22 December 2007
At Martin's demonstration on 22 December, he showed a number of the finishing techniques he uses on his quality pottery ware. Care and craftmanship are his best tool and this was obvious to all who watched him at work.
The man at work
Always with busy hands
Adding finishing touches
Getting the patina
A study in concentration
Martin's contribution to the housing shortage
for field mice
Beautiful and traditional
The essence of the Potter's craft, lies in taking the most basic of materials from the Earth, clay, and through direct manipulation in the truest sense - by hand, persuading it to become an item of beauty and often, also utility.
Martin Mayongo is a potter in this true sense and produces pieces in a clean, earthy style that fully reflect their Earth origins. At the Country Craft Market on 22 December, he demonstrated one of the more recent decorating processes that he has adopted, to add that extra touch to his elegant yet traditional work.
Martin is know at the Country Market for his large vases, plates and other utility pieces. He makes much skilful use of sawdust firing, producing pots with smoky brown colours that seem to be his signature.
His skill is obvious, reflected in the high standard of his work. While giving a rustic feel, these pieces are finished to perfection and are a remarkable blend of tradition and refinement. Above all, their ethnic and sometime stylised forms and designs capture the essence of Africa while still blending well into any décor style.
Martin is a cheerful person whose ready smile welcomes every visitor to his stall. He began his business, Yongo's Pottery in 1997, after working for other potters for 14 years Since that venture into independence, he has developed his own, unmistakable style.
His sawdust fired pots vary from small to very big, and are indeed his speciality. Apart from their obvious uses as vases and plant pots, the decorative versions are quite simply objet d'art for the mantelpiece or coffee table. These include a variety of large plates and platters. The decoration of his pottery includes the use of beads that add both colour and tradition. He integrates these two crafts, pottery and beadwork, with a subtle touch. The result is simple beauty, with no flamboyance.

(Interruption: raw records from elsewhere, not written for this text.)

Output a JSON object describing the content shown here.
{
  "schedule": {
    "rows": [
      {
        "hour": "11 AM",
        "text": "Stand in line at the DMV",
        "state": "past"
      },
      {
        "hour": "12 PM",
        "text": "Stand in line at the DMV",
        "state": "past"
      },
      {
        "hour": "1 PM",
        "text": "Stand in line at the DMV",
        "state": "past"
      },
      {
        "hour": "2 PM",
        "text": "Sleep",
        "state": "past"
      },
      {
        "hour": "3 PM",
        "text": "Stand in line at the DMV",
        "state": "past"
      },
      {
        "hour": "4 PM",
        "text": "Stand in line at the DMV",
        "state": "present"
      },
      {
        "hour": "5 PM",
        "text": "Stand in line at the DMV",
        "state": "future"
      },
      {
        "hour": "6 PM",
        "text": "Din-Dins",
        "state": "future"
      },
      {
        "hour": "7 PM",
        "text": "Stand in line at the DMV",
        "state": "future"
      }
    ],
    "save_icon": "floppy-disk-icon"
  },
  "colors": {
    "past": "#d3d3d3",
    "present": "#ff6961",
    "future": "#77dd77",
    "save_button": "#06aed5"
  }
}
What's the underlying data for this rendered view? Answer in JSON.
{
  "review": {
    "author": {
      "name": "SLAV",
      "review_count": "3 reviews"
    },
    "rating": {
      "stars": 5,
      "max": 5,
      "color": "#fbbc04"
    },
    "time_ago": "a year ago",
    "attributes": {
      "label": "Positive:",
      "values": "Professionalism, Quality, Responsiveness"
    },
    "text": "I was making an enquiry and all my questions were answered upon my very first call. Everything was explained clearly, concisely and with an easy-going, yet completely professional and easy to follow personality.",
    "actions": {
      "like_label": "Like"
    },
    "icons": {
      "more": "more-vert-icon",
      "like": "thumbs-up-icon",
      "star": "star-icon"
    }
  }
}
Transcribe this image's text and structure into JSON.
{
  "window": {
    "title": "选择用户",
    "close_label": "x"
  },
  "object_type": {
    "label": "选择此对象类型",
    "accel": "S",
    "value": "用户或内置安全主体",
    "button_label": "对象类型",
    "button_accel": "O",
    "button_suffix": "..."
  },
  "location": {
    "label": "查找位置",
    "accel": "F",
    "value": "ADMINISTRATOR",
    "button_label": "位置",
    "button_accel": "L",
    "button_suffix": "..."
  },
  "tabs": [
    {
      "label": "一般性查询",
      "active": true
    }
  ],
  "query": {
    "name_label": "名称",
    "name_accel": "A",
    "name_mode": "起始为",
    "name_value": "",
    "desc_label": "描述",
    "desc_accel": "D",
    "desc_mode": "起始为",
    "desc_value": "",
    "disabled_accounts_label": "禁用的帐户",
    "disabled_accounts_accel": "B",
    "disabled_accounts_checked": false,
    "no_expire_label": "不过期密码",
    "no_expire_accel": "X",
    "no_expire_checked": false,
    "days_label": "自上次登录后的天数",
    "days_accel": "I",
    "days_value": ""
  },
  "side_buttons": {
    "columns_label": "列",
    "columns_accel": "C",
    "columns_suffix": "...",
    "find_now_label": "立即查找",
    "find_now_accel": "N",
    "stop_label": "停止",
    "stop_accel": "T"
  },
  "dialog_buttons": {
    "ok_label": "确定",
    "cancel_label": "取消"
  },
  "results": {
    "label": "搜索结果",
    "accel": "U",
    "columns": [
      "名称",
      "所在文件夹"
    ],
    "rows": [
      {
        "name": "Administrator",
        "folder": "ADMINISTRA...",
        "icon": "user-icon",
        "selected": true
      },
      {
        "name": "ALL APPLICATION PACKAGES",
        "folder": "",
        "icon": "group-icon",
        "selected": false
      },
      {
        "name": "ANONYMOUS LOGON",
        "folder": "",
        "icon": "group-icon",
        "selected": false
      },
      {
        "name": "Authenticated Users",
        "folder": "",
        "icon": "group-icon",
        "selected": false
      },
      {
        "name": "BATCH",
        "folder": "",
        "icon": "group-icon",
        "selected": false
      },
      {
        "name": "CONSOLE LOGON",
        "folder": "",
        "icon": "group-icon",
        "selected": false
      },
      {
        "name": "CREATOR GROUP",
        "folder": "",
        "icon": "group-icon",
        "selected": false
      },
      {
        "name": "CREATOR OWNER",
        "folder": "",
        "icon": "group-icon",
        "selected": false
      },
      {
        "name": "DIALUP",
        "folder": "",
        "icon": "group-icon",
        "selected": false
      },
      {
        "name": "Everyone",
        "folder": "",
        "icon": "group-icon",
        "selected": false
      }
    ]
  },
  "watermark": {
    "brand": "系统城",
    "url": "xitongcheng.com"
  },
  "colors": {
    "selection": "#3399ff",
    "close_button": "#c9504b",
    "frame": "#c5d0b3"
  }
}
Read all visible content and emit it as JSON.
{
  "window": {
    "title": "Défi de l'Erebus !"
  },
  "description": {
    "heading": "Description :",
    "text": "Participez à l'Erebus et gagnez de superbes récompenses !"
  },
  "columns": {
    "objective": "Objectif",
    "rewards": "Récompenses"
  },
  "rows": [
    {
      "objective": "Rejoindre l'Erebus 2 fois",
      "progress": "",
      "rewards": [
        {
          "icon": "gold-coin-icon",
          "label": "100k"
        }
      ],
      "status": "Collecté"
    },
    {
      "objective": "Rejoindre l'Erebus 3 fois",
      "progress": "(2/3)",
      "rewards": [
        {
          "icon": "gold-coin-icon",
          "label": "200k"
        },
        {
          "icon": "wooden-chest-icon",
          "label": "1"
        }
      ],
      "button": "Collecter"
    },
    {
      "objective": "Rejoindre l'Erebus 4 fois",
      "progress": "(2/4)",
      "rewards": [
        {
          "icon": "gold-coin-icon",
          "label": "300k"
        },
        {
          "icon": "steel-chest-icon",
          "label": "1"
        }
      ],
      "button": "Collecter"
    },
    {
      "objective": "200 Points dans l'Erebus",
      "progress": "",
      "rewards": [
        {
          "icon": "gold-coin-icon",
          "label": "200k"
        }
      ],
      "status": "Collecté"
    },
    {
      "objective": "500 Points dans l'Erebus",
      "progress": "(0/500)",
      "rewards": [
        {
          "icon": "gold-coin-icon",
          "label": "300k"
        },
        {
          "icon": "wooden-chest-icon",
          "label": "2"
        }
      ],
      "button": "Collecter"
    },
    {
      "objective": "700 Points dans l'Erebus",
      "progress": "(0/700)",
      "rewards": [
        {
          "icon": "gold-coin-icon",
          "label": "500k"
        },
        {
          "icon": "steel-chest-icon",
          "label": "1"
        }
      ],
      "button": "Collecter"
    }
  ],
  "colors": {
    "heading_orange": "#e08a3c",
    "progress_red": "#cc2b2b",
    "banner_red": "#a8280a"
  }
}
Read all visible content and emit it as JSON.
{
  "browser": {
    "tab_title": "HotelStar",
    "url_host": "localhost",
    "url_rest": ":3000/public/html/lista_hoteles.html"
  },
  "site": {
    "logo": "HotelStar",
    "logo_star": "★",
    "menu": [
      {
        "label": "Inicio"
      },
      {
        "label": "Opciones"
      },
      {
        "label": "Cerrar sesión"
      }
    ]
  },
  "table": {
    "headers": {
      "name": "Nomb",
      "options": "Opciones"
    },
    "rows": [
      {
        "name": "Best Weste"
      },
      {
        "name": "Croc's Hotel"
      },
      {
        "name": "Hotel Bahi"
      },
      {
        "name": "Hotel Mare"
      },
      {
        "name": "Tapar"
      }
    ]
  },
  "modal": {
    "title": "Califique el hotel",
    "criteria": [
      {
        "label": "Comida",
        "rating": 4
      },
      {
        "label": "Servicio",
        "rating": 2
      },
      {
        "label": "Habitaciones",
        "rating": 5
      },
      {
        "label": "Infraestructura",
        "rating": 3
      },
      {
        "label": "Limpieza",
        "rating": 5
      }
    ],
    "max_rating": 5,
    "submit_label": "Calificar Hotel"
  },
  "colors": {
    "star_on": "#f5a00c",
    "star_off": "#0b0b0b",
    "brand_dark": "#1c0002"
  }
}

Martin invited all visitors to the Country Craft Market on 22 December, to visit his stall and see him at work on decorating his pots. And many also measured up one of his pots for thier Christmas stockings, to put a real taste of Africa into Christmas.
Last Updated 01 November 2017 16:11